At 30mm the Elite 6150 is larger, suiting contemporary watches better, but for good reason. Instead of a single barrel it has two, lengthening its power reserve to 100 hours, or over four days – double that of the original Elite. The 6150 is 3.92mm high, making it slightly thicker than the first generation Elite, but still thin enough that the resulting watch is under 10mm.
The movement is finished to a standard typical of Zenith, which is handsome but not elaborate. All the decoration is clearly mechanically applied, but it’s as good as it usually gets in this price range and still visually appealing.
While the movement is cutting edge for Zenith, the design of the watch veers towards conservative. The dial is extremely simple, almost ascetic, with a metallic finish and radial brushing. Even the elongated hour markers are printed, rather than applied. The only flourish on the dial is the applied Zenith star at 12 o’clock. For a low key dress watch, this look works well.
That being said, the case is large at 42mm from edge to edge, but seems significantly bigger due to the narrow bezel and slim lugs. The size helps it feel modern.

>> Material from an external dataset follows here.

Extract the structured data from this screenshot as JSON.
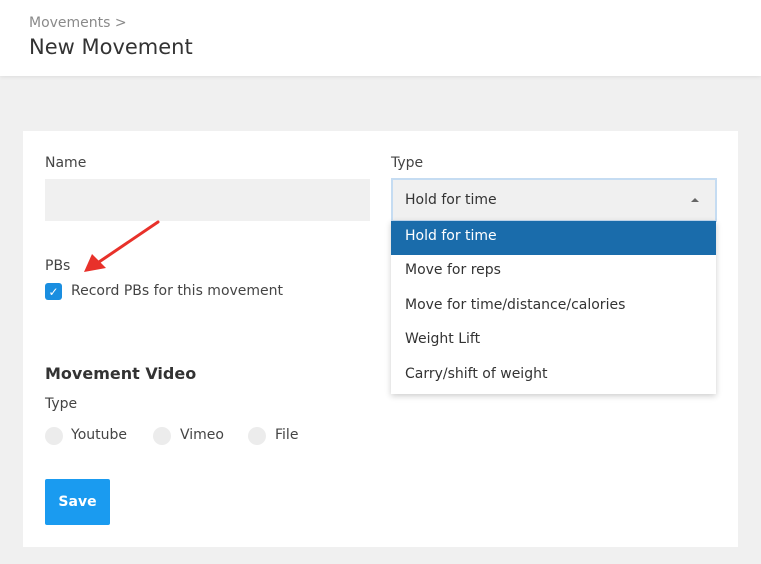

Originally available only in stainless steel, the Elite 6150 was introduced in 18k rose gold at Baselworld this year. While exactly the same as the steel model design-wise, the rose gold version looks more elaborate just because of the colour and weight of the precious metal.
Price and availability
Surprisingly for Zenith, which typically offers significant value for money, the Elite 6150 verges on being expensive. The most basic El Primero chronograph costs only a few hundred dollars more than the time-only Elite. Even a fancier El Primero, like the Range Rover special edition in ceramised aluminium, is only about 10% higher. Even a comparable Jaeger-LeCoultre is marginally less.
That’s likely due to the fact that the El Primero is now almost 50 years old and essentially unchanged, so its development costs have long been amortised away. The 6150, on the other hand, is brand new and still produced in relatively small numbers.
The Elite 6150 is already in Zenith retailers and boutiques. In steel (ref. 03.2272.6150/51.C700) it is priced at S$10,500 or SFr6,900, while in rose gold (ref. 18.2270.6150/01.C498) it costs S$19,500 or SFr12,900.Back to top.